Large Intestine Closed and Knotted: This excess pattern has symptoms of abdominal bloating with pain that gets worse when pressure is applied, constipation, nausea, vomiting, deep, full pulse, and a greasy, thick white coat on the tongue. It is seen in intestinal blockages due to a hernia or scar tissue and is often seen in children. Typically, surgery is required. If the blockage is only partial, acupuncture and strong purgative herbs such as Croton (ba dou) can alleviate the symptoms.
Heat Stagnation in the Large Intestine: This excess pattern, which combines excess heat with qi and blood stagnation, causes sharp, fixed abdominal pain that worsens when pressure is applied, bloating, constipation or diarrhea, vomiting, fever, a deep-red tongue with a thick yellow dry coat, and a full, wiry, rapid pulse. Possible Western diagnoses are appendicitis, diverticulitis, and some dysentery. This is a serious condition, and proper medical intervention is essential. An acupuncture point on the leg known as Lanwei is specific for appendicitis. Since this condition can be caused by hardened feces blocking the appendix, stimulating this point could dislodge the blockage, explaining this point's effectiveness in treating early-stage appendicitis. Treatment includes cooling, purgative herbs such as rhubarb root (da huang) and herbs such as tree peony root (mu dan pi) to move stagnant qi and blood.
Large Intestine Fluid Deficiency: The fluid deficiency in this syndrome can arise from old age, dehydration after an illness, delivery of a baby, or chronic infections. The symptoms are chronic constipation, dry mouth, dry stools, small and rapid pulse, and a dry, red, and cracked tongue. The treatment principle for this syndrome is to clear heat and moisten the intestines with herbs such as Cannabis seeds (huo ma ren) and Rehmannia root (sheng di huang).

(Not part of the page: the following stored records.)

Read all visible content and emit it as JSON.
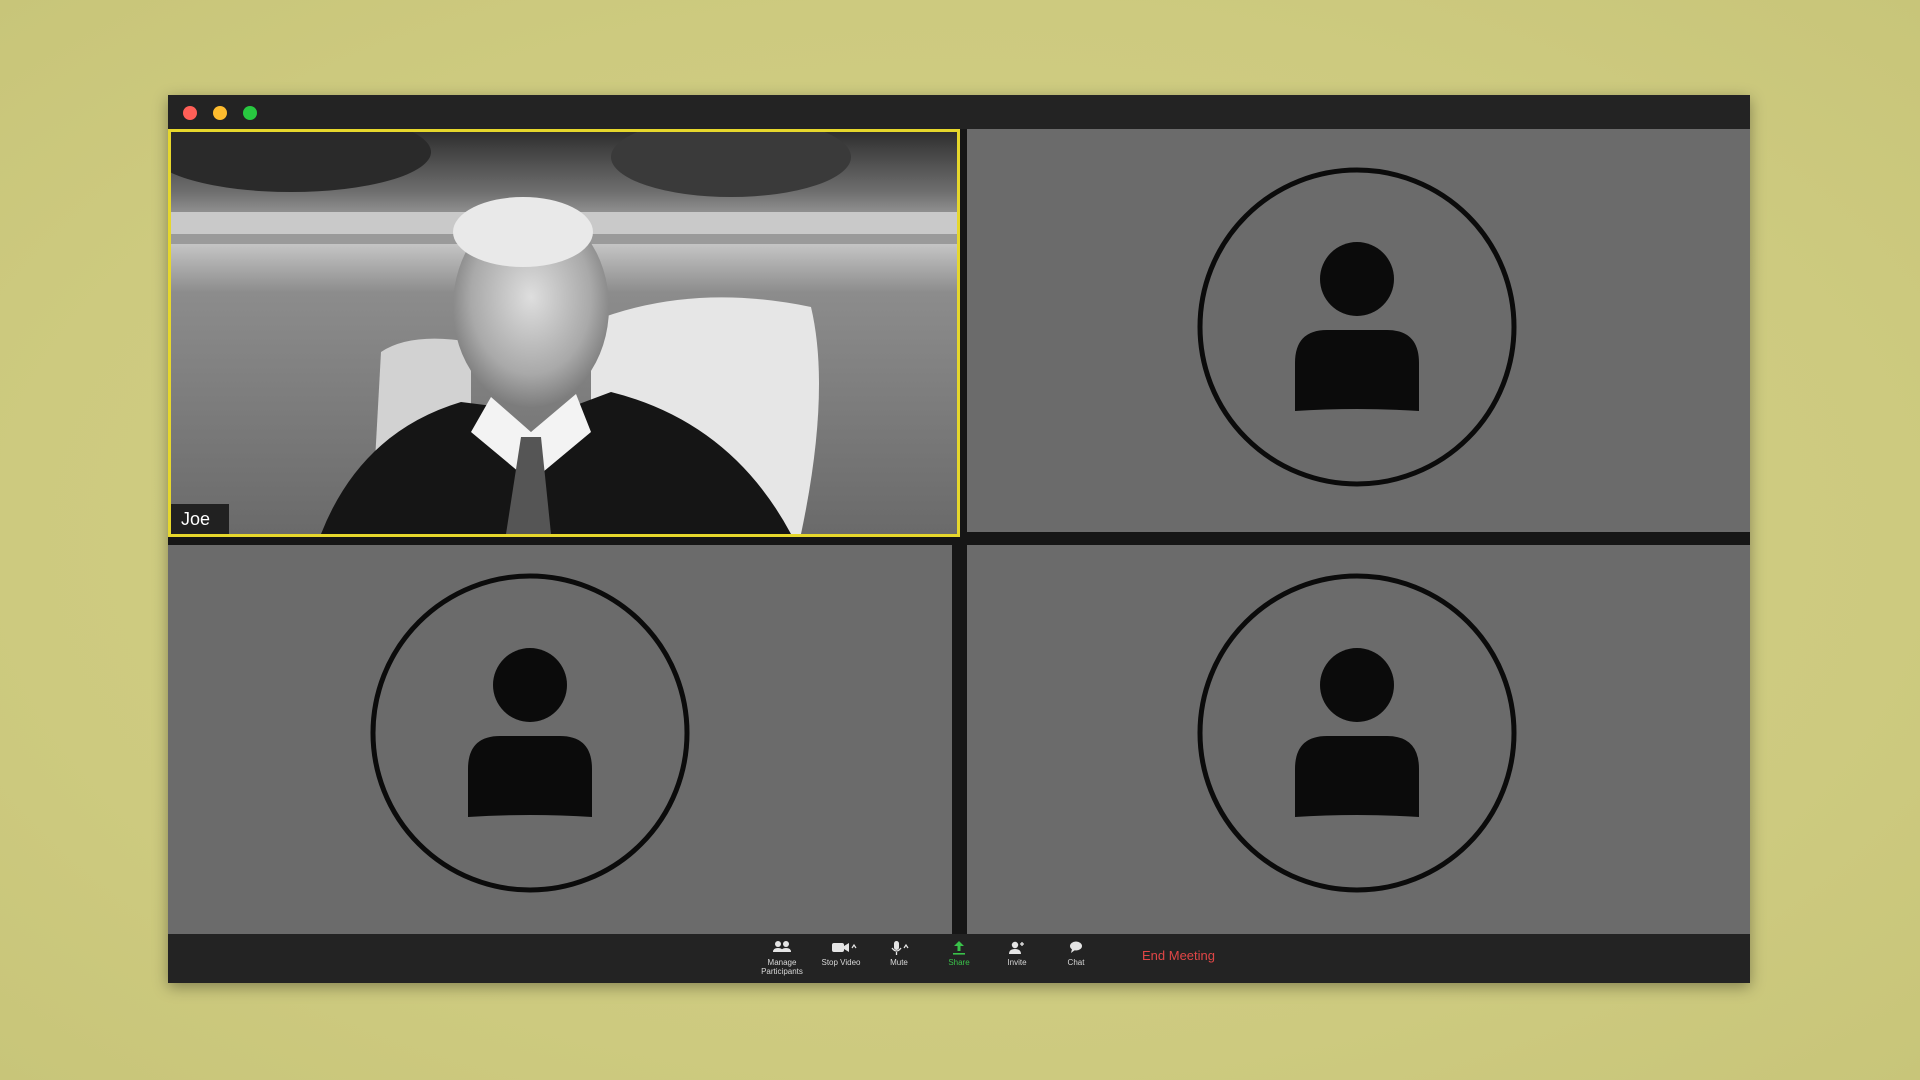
{
  "window": {
    "controls": [
      {
        "name": "close",
        "color": "#ff5f57"
      },
      {
        "name": "minimize",
        "color": "#febc2e"
      },
      {
        "name": "maximize",
        "color": "#28c840"
      }
    ]
  },
  "participants": [
    {
      "name": "Joe",
      "video": true,
      "active_speaker": true
    },
    {
      "name": "",
      "video": false,
      "icon": "person-avatar-icon"
    },
    {
      "name": "",
      "video": false,
      "icon": "person-avatar-icon"
    },
    {
      "name": "",
      "video": false,
      "icon": "person-avatar-icon"
    }
  ],
  "toolbar": {
    "manage_participants": "Manage Participants",
    "stop_video": "Stop Video",
    "mute": "Mute",
    "share": "Share",
    "invite": "Invite",
    "chat": "Chat",
    "end_meeting": "End Meeting"
  },
  "colors": {
    "active_speaker_border": "#e6d72c",
    "share": "#3ac24a",
    "end_meeting": "#e04646",
    "tile_background": "#6b6b6b",
    "page_background": "#cfcd82"
  }
}
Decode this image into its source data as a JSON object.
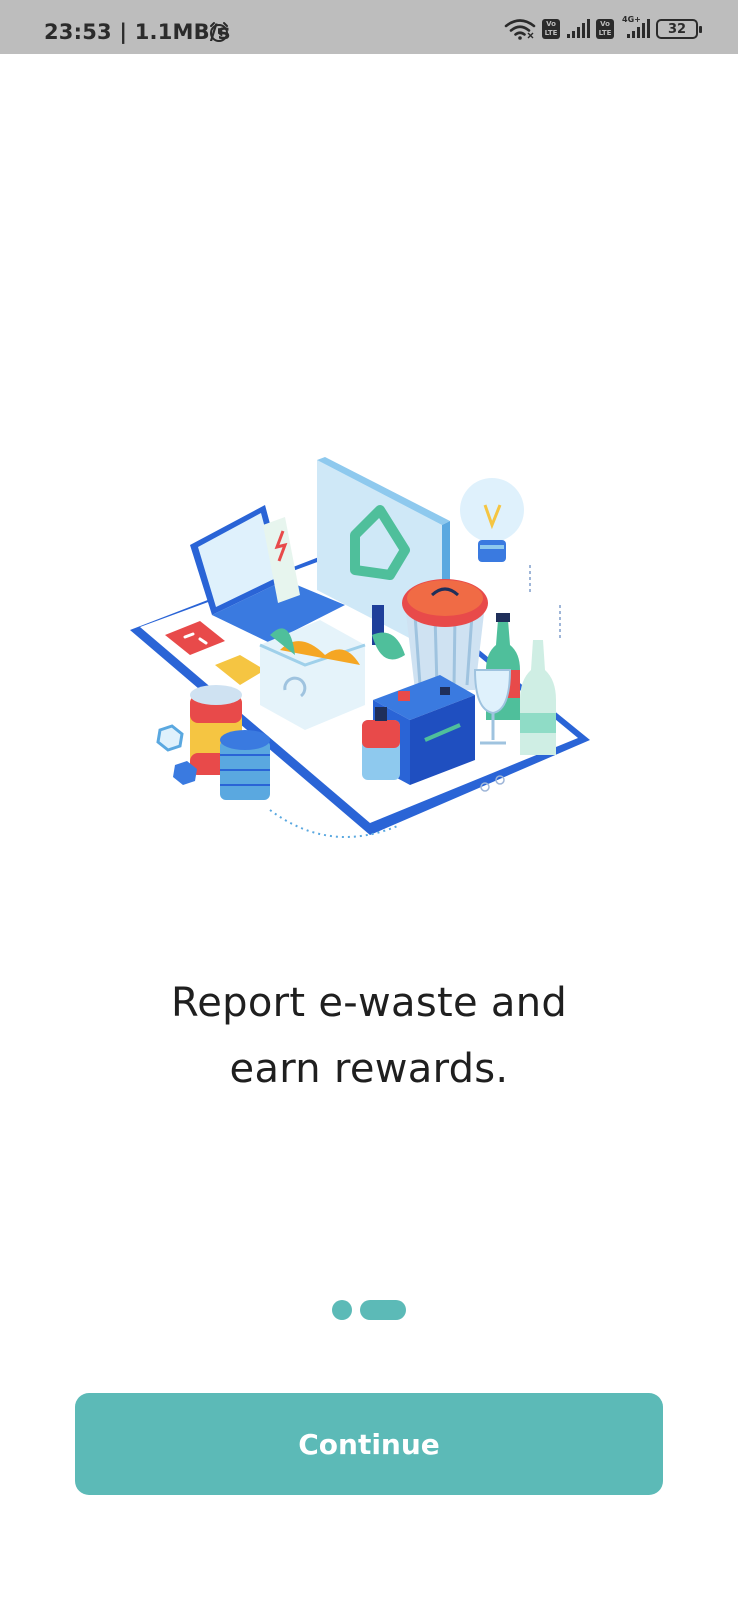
{
  "status_bar": {
    "time": "23:53 | 1.1MB/s",
    "sim1_badge": "Vo LTE",
    "sim2_badge": "Vo LTE",
    "network_type": "4G+",
    "battery": "32",
    "icons": [
      "alarm-icon",
      "wifi-icon",
      "signal-icon",
      "battery-icon"
    ]
  },
  "onboarding": {
    "headline_line1": "Report e-waste and",
    "headline_line2": "earn rewards.",
    "page_count": 2,
    "active_page": 2,
    "continue_label": "Continue"
  },
  "colors": {
    "accent": "#5cbab7",
    "status_bar_bg": "#bdbdbd",
    "text": "#1f1f1f"
  }
}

Large Intestine Deficient and Cold: Usually a result of spleen yang deficiency, this pattern has symptoms of watery diarrhea without a strong smell, abdominal pain relieved by pressure and warmth, gurgling abdominal sounds, a worsening of symptoms after eating cold food, deep weak pulse, and a pale, swollen tongue with teeth marks. Treatment includes herbs that tonify spleen yang, such as dried ginger (gan jiang), as well as moxibustion to points on the abdomen.
On the next page, learn more about another organ of the digestive tract -- the stomach. Chinese medicine can be quite effective in treating stomach syndromes.
For more about traditional Chinese medicine, treatments, cures, beliefs, and other interesting topics, see:
- How Traditional Chinese Medicine Works
- How to Treat Common Ailments with Traditional Chinese Medicine
- Traditional Chinese Medicine for Coughs, Colds, Flu, and Allergies
- Traditional Chinese Medicine for the Digestive System
- Traditional Chinese Medicine for Pain Relief
- Traditional Chinese Medicine for Overall Health